**WORK REQUIRED:**
Every line in the data below that has the word "conditions" should be returned.

**SOURCE DATA:**
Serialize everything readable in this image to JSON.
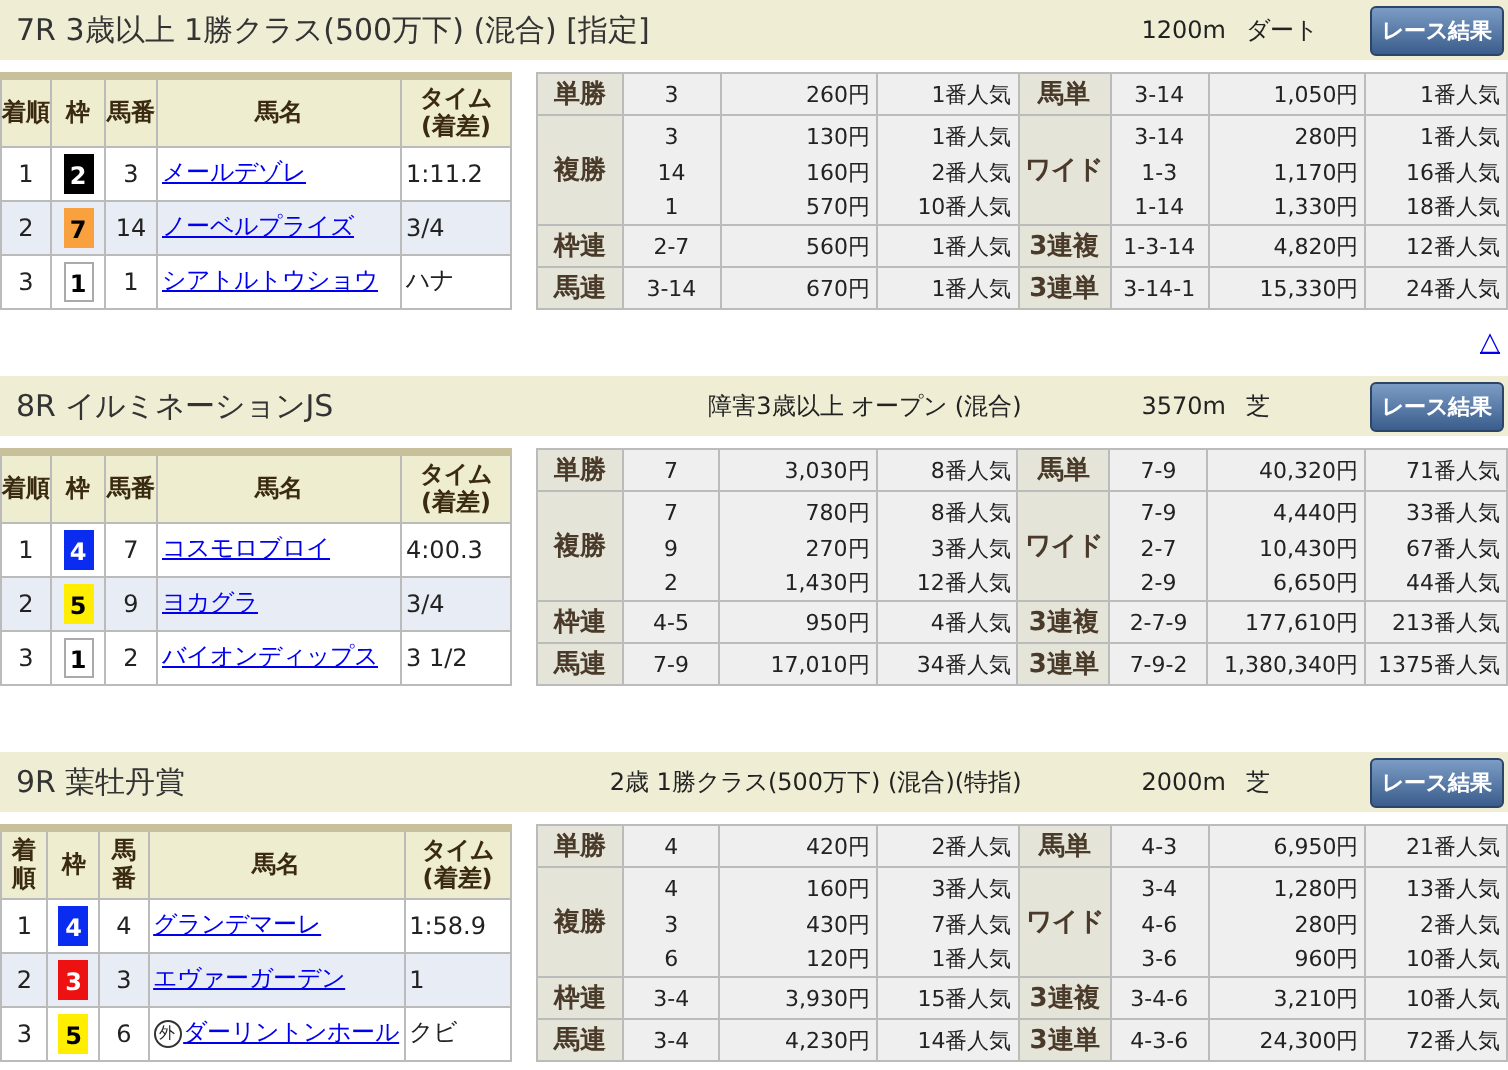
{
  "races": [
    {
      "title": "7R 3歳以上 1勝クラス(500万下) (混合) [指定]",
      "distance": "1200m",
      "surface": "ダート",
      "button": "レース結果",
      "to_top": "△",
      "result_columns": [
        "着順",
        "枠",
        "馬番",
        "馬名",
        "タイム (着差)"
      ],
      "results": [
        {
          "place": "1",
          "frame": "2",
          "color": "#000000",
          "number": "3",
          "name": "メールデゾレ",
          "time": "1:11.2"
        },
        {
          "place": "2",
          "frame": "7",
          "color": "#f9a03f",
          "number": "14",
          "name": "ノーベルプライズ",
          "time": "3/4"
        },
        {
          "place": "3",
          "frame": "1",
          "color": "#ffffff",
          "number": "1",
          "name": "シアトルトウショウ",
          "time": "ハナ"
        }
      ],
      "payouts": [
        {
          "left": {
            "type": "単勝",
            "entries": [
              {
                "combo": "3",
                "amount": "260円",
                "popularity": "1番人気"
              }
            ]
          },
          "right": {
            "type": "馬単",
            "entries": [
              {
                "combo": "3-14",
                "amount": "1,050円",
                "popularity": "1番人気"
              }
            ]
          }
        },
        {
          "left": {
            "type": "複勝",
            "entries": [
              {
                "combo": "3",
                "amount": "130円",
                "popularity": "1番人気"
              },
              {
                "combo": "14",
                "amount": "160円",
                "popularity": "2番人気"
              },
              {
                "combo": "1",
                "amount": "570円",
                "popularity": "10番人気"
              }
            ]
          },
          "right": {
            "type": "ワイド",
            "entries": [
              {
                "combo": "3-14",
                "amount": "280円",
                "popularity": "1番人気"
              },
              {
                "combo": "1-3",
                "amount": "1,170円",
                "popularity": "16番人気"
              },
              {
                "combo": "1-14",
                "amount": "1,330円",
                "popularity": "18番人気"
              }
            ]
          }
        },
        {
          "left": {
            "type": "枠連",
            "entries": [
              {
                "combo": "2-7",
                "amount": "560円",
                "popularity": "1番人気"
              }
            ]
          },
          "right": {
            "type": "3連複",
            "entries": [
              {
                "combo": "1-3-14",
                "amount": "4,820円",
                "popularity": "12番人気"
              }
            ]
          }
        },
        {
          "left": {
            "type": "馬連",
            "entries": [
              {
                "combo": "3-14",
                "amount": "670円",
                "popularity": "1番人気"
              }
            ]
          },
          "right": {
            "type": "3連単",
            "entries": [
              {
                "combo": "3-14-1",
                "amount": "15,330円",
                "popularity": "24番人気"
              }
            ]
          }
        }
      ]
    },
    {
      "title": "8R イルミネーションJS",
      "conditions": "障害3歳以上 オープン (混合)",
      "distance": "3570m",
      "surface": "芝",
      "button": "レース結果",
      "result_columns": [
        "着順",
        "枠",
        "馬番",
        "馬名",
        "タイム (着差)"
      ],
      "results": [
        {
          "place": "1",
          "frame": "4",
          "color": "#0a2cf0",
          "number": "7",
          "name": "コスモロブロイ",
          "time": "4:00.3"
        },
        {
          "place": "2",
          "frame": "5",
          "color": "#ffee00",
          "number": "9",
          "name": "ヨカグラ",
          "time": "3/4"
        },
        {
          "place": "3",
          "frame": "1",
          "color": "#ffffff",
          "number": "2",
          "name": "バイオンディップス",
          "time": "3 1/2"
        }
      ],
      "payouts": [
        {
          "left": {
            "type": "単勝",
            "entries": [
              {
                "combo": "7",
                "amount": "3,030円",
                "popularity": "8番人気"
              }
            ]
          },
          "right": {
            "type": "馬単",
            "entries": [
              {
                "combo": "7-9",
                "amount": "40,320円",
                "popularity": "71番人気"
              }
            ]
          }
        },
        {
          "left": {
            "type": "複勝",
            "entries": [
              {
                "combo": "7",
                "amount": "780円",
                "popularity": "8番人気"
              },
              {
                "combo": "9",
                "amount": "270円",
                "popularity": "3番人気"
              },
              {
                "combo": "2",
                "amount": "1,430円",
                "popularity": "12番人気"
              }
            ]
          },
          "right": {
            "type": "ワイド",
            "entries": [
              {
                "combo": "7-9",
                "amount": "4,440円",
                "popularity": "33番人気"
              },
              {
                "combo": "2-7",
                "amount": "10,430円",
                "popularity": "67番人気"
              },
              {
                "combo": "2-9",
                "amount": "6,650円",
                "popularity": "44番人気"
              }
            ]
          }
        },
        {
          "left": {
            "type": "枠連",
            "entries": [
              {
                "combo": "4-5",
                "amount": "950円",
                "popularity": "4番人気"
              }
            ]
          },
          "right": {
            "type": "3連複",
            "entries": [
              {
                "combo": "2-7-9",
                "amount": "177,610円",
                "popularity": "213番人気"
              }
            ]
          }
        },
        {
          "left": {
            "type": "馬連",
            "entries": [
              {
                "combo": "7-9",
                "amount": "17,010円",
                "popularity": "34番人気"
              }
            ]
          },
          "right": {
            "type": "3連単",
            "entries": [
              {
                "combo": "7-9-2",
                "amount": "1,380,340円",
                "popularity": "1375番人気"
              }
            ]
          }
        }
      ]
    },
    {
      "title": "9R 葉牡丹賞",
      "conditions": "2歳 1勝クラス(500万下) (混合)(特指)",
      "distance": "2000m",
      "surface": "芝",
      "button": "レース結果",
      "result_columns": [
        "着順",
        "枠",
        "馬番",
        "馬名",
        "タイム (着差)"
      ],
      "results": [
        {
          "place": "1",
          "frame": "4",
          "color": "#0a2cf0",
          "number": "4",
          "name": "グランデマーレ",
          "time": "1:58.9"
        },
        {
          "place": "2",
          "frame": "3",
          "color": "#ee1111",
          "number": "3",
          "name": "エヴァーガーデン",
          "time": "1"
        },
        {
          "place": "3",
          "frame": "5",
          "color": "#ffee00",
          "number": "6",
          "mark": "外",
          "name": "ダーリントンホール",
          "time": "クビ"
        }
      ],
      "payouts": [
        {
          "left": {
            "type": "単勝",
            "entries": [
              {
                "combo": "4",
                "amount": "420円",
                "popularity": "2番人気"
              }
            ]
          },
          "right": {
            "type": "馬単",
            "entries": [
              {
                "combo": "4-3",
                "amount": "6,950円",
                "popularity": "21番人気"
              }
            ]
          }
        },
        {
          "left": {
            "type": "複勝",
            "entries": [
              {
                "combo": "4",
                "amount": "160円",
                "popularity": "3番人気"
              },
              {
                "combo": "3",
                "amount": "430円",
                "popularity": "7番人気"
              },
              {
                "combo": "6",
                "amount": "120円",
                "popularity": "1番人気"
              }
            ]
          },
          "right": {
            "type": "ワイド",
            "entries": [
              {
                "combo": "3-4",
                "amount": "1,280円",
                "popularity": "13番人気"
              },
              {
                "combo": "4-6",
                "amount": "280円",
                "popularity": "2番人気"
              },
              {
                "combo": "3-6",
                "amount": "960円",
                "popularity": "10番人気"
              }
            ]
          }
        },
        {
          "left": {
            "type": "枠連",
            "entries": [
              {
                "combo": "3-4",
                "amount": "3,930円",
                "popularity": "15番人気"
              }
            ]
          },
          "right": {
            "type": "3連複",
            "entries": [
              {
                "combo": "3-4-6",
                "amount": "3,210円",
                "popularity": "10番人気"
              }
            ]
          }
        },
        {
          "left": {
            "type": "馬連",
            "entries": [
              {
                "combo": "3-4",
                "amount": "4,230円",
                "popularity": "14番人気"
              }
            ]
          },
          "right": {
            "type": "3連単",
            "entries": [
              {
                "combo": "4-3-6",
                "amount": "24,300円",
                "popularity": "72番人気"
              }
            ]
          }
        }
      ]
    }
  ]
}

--

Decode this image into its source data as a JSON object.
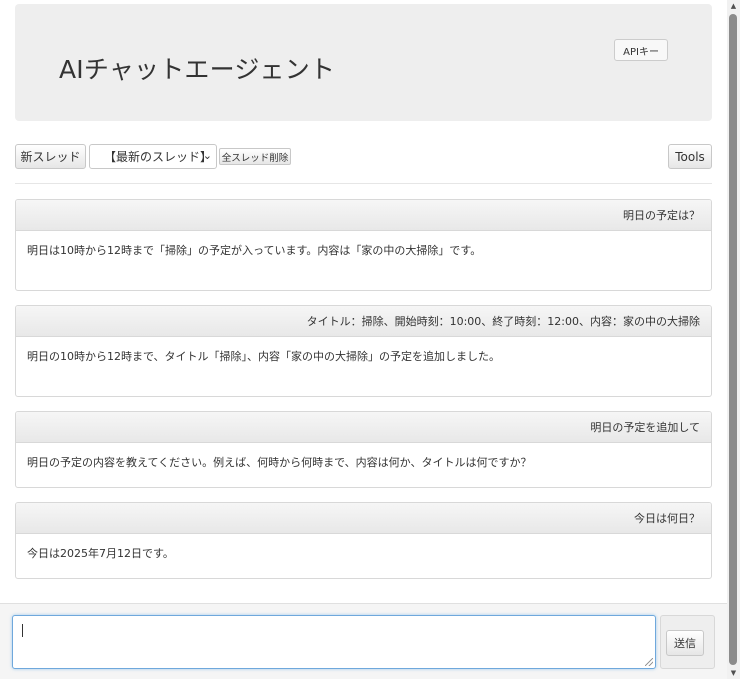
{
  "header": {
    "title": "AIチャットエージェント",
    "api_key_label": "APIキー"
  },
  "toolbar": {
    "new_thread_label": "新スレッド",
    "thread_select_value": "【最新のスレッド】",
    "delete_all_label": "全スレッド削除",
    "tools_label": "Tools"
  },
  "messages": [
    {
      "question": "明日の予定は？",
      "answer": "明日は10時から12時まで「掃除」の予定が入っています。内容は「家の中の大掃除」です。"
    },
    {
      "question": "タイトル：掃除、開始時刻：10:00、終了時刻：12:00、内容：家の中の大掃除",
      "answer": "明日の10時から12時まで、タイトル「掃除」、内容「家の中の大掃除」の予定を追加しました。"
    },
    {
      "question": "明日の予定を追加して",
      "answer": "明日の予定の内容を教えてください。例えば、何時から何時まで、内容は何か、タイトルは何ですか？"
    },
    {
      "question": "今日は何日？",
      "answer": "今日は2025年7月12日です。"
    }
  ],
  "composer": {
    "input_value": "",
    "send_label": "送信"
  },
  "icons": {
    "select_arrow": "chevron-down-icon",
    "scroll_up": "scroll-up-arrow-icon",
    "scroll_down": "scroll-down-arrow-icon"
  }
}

**TASK OUTPUT:**
      "conditions": "障害3歳以上 オープン (混合)",
      "conditions": "2歳 1勝クラス(500万下) (混合)(特指)",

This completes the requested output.